#### [REQUIRED WORK]
Copy every entry below exactly, and keep out the pictures.

[Data records for software interfaces]
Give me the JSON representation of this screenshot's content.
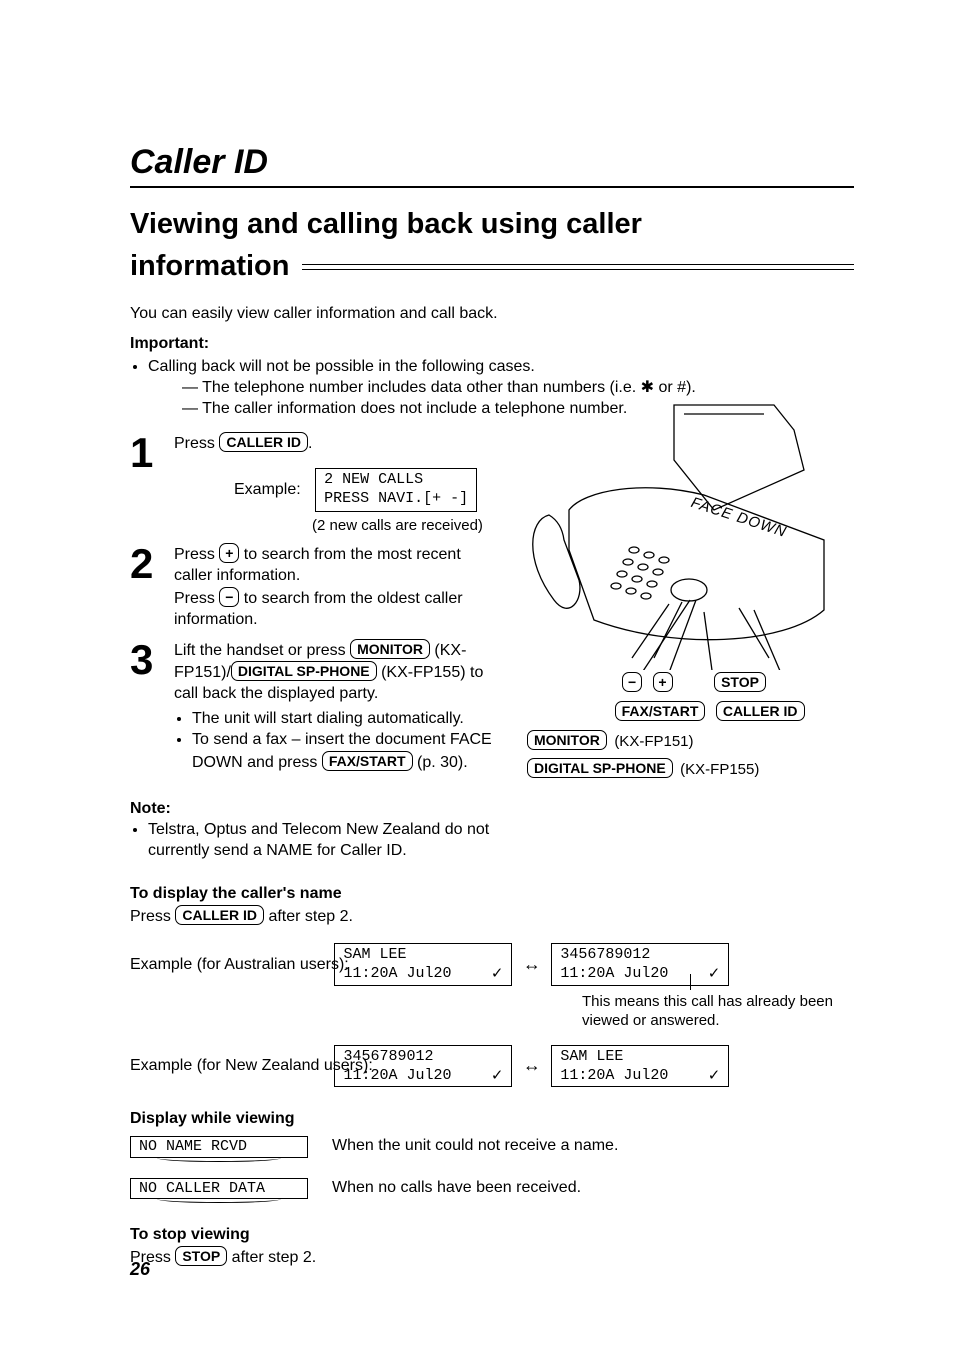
{
  "title": "Caller ID",
  "heading_line1": "Viewing and calling back using caller",
  "heading_line2": "information",
  "intro": "You can easily view caller information and call back.",
  "important_label": "Important:",
  "important_bullet": "Calling back will not be possible in the following cases.",
  "important_sub1": "The telephone number includes data other than numbers (i.e. ",
  "important_sub1_tail": " or #).",
  "important_sub2": "The caller information does not include a telephone number.",
  "step1": {
    "num": "1",
    "press": "Press ",
    "key": "CALLER ID",
    "dot": ".",
    "example_label": "Example:",
    "lcd_line1": "2 NEW CALLS",
    "lcd_line2": "PRESS NAVI.[+ -]",
    "caption": "(2 new calls are received)"
  },
  "step2": {
    "num": "2",
    "line1a": "Press ",
    "plus": "+",
    "line1b": " to search from the most recent caller information.",
    "line2a": "Press ",
    "minus": "−",
    "line2b": " to search from the oldest caller information."
  },
  "step3": {
    "num": "3",
    "line1a": "Lift the handset or press ",
    "monitor": "MONITOR",
    "line1b": " (KX-FP151)/",
    "dsp": "DIGITAL SP-PHONE",
    "line1c": " (KX-FP155) to call back the displayed party.",
    "b1": "The unit will start dialing automatically.",
    "b2a": "To send a fax – insert the document FACE DOWN and press ",
    "fax": "FAX/START",
    "b2b": " (p. 30)."
  },
  "note_heading": "Note:",
  "note_bullet": "Telstra, Optus and Telecom New Zealand do not currently send a NAME for Caller ID.",
  "caller_name": {
    "heading": "To display the caller's name",
    "press": "Press ",
    "key": "CALLER ID",
    "after": " after step 2.",
    "ex_au_label": "Example (for Australian users):",
    "ex_nz_label": "Example (for New Zealand users):",
    "lcd_name_l1": "SAM LEE",
    "lcd_name_l2": "11:20A Jul20",
    "lcd_num_l1": "3456789012",
    "lcd_num_l2": "11:20A Jul20",
    "check": "✓",
    "arrow": "↔",
    "check_note": "This means this call has already been viewed or answered."
  },
  "display_while": {
    "heading": "Display while viewing",
    "no_name": "NO NAME RCVD",
    "no_name_desc": "When the unit could not receive a name.",
    "no_data": "NO CALLER DATA",
    "no_data_desc": "When no calls have been received."
  },
  "stop_viewing": {
    "heading": "To stop viewing",
    "press": "Press ",
    "key": "STOP",
    "after": " after step 2."
  },
  "device": {
    "face_down": "FACE DOWN",
    "minus": "−",
    "plus": "+",
    "stop": "STOP",
    "fax": "FAX/START",
    "caller": "CALLER ID",
    "monitor": "MONITOR",
    "monitor_model": "(KX-FP151)",
    "dsp": "DIGITAL SP-PHONE",
    "dsp_model": "(KX-FP155)"
  },
  "page_num": "26"
}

#### [WRITTEN SOLUTION]
Give me the JSON representation of this screenshot's content.
{
  "title": "Caller ID",
  "heading_line1": "Viewing and calling back using caller",
  "heading_line2": "information",
  "intro": "You can easily view caller information and call back.",
  "important_label": "Important:",
  "important_bullet": "Calling back will not be possible in the following cases.",
  "important_sub1": "The telephone number includes data other than numbers (i.e. ",
  "important_sub1_tail": " or #).",
  "important_sub2": "The caller information does not include a telephone number.",
  "step1": {
    "num": "1",
    "press": "Press ",
    "key": "CALLER ID",
    "dot": ".",
    "example_label": "Example:",
    "lcd_line1": "2 NEW CALLS",
    "lcd_line2": "PRESS NAVI.[+ -]",
    "caption": "(2 new calls are received)"
  },
  "step2": {
    "num": "2",
    "line1a": "Press ",
    "plus": "+",
    "line1b": " to search from the most recent caller information.",
    "line2a": "Press ",
    "minus": "−",
    "line2b": " to search from the oldest caller information."
  },
  "step3": {
    "num": "3",
    "line1a": "Lift the handset or press ",
    "monitor": "MONITOR",
    "line1b": " (KX-FP151)/",
    "dsp": "DIGITAL SP-PHONE",
    "line1c": " (KX-FP155) to call back the displayed party.",
    "b1": "The unit will start dialing automatically.",
    "b2a": "To send a fax – insert the document FACE DOWN and press ",
    "fax": "FAX/START",
    "b2b": " (p. 30)."
  },
  "note_heading": "Note:",
  "note_bullet": "Telstra, Optus and Telecom New Zealand do not currently send a NAME for Caller ID.",
  "caller_name": {
    "heading": "To display the caller's name",
    "press": "Press ",
    "key": "CALLER ID",
    "after": " after step 2.",
    "ex_au_label": "Example (for Australian users):",
    "ex_nz_label": "Example (for New Zealand users):",
    "lcd_name_l1": "SAM LEE",
    "lcd_name_l2": "11:20A Jul20",
    "lcd_num_l1": "3456789012",
    "lcd_num_l2": "11:20A Jul20",
    "check": "✓",
    "arrow": "↔",
    "check_note": "This means this call has already been viewed or answered."
  },
  "display_while": {
    "heading": "Display while viewing",
    "no_name": "NO NAME RCVD",
    "no_name_desc": "When the unit could not receive a name.",
    "no_data": "NO CALLER DATA",
    "no_data_desc": "When no calls have been received."
  },
  "stop_viewing": {
    "heading": "To stop viewing",
    "press": "Press ",
    "key": "STOP",
    "after": " after step 2."
  },
  "device": {
    "face_down": "FACE DOWN",
    "minus": "−",
    "plus": "+",
    "stop": "STOP",
    "fax": "FAX/START",
    "caller": "CALLER ID",
    "monitor": "MONITOR",
    "monitor_model": "(KX-FP151)",
    "dsp": "DIGITAL SP-PHONE",
    "dsp_model": "(KX-FP155)"
  },
  "page_num": "26"
}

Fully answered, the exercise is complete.